[quote="Joe_5859, post:13, topic:273670"]
It's funny, there are certain books, movies, songs, artists, etc. that perennially come up here on CAF, even many years later.
Which is perfectly normal. :D
Here is a commentary on it by Catholic film reviewer Steve Greydanus:
A few things:
One scene that had religious critics up in arms depicts Jesus sitting all afternoon in a room outside the bedroom of a prostitute (Mary Magdalene), where he can both see and hear her servicing a long queue of customers. The movie’s defenders pointed out that nothing in the scene indicates Jesus is supposed to be moved to lust by what he sees and hears, so why couldn’t a perfect man do what Jesus is represented as doing? Yet even putting aside the question of lust (and of Jesus’ general state throughout the film of apparent obssession with Mary Magdalene), there is still the matter of ordinary modesty; not to mention the obligation to avoid situations that would reasonably give scandal (since Jesus appears to be simply waiting his turn like Mary’s customers).
The better question is: why is Jesus in Magdalene's 'shop'?
In the novel, Jesus at this point has finally decided to go into the Essene monastery in the desert and meet God there, where "[He] shall kill the flesh and turn it into spirit." He originally intended to avoid the infamous hamlet of Magdala, but en route to the monastery, He just found Himself setting foot in the town.
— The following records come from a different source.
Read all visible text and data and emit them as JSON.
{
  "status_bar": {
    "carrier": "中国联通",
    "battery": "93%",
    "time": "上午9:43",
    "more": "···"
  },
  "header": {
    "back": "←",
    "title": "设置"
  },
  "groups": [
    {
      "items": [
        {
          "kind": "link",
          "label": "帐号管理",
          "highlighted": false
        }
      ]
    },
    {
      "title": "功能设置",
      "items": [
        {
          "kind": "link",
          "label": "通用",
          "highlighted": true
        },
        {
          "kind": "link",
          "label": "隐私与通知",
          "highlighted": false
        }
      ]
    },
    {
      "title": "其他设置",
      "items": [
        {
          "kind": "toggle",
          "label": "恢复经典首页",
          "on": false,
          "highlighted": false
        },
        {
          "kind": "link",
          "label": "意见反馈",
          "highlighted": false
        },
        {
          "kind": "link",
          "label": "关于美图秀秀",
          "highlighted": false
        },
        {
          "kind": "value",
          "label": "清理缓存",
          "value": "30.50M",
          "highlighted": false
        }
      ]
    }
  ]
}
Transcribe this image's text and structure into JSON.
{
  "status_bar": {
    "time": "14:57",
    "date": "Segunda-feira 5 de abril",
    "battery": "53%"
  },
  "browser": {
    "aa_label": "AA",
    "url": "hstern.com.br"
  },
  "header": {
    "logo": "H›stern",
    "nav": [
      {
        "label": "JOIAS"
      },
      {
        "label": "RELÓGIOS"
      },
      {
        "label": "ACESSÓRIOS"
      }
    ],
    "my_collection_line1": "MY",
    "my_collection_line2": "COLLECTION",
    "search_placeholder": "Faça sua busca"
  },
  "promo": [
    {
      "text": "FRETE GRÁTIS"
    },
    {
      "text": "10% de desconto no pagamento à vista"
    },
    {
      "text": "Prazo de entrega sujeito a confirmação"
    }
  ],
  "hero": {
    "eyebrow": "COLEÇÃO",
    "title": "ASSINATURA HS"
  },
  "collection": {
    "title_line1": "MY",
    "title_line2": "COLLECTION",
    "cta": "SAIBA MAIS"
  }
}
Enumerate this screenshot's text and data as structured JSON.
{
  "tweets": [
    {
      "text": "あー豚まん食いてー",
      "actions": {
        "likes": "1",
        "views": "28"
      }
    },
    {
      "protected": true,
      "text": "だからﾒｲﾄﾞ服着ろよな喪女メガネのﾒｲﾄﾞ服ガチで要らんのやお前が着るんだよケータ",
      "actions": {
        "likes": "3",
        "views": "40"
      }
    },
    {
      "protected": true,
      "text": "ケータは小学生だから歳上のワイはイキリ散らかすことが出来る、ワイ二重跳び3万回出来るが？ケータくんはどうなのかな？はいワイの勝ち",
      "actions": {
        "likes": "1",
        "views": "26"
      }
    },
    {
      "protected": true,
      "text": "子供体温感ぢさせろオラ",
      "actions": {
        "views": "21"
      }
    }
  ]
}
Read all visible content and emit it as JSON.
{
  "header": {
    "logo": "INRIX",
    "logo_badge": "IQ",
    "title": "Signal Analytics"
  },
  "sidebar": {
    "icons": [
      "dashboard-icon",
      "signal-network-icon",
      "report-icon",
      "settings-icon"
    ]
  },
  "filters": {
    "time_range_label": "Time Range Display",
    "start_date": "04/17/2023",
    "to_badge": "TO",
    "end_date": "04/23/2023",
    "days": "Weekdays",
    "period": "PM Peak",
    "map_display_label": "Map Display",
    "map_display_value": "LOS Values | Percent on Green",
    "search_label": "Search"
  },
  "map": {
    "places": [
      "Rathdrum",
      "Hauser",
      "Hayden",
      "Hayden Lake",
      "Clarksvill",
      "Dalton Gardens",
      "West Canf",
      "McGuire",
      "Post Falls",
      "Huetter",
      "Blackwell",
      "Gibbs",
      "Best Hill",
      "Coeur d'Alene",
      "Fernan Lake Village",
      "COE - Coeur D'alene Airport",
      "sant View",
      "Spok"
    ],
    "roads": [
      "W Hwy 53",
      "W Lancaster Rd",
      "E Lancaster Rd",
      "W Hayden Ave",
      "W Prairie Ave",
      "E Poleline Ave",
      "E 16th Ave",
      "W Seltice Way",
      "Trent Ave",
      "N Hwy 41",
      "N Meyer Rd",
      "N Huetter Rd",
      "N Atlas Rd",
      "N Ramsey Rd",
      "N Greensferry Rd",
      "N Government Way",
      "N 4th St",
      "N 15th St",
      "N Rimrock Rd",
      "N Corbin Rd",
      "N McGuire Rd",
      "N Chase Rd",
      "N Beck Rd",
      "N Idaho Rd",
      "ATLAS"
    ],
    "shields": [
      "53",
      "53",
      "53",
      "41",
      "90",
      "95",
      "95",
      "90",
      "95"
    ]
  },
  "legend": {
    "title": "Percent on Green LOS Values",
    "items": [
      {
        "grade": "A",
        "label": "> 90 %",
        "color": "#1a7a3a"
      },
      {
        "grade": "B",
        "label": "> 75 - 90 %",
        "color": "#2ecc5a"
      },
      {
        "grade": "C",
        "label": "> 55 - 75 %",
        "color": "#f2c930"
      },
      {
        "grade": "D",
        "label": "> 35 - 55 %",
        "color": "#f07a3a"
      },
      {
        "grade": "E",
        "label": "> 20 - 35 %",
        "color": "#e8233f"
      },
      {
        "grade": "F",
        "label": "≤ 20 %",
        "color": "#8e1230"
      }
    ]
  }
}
He marched and marched, and his mind wandered. He was running from Magdalene, the whore, to God; from the cross to Paradise, from his mother and father to distant lands and seas, to myriad-faced men, white, yellow and black. Although he had never crossed the boundaries of Israel, ever since his early childhood he had shut his eyes within his father’s humble cottage and his mind, like a trained hawk with golden hawk bells, had darted from land to land, ocean to ocean, screeching with joy. It was not hunting anything, this hawk-mind of his; he had become oblivious of the body, he was escaping the flesh, ascending to heaven—and this was all he could possibly desire.
He marched and marched. The twisting path wound in and out through the vineyards, rose once more, reached the olive groves. The son of Mary followed it as one follows running water or the sad, monotonous chant of a camel driver. This whole journey seemed a dream to him. He scarcely touched the earth; his feet trod his human seal, the heel and five toes, lightly into the soil. The olive trees waved their laden branches and welcomed him. The grapes had begun to shine; the heavy clusters hung down until they reached the ground. The girls who went by with their white kerchiefs and firm, sunburned calves greeted him sweetly: Shalom! Peace!
Sometimes, when not a soul was visible on the path, he heard the heavy footsteps behind him again; a bronze splendor flared up in the air and was then snuffed out, and the evil laughter exploded once more over his head. But the son of Mary forced himself to be patient. He was approaching deliverance; soon he would see the lake opposite him, and behind the blue waters, hanging like a falcon’s nest between the red rocks, the monastery.
He followed the path, and his mind ran on, but suddenly he stopped, startled. There before him in a sheltered hollow, spread out beneath the date palms, was Magdala. His mind turned back, turned back, but his feet, against his will, began to lead him with sure steps to the perfumed hermitage of his cousin Magdalene, to the house which was condemned to the fires of hell.
Thinking that it was God who is making Him go to Magdala (in order to beg forgiveness from Mary before He retires into the desert), Jesus finally allows Himself to be led into town. He follows an Indian nobleman to the courtyard of Mary's whorehouse.
The difference between film and novel is that in the latter, Jesus apparently cannot "both see and hear [Mary] servicing a long queue of customers" (the book explicitly notes that the room is closed, with only sounds from the bedroom being heard every now and then) nor does the narrative focus on it. Rather, Kazantzakis focuses on the customers on the line, who are chatting and eating snacks to pass the time, especially the Indian nobleman (who arrives at the conclusion that life is but a dream and becoming enlightened, promptly leaves). Jesus is more anguished with having to put up with these kinds of men.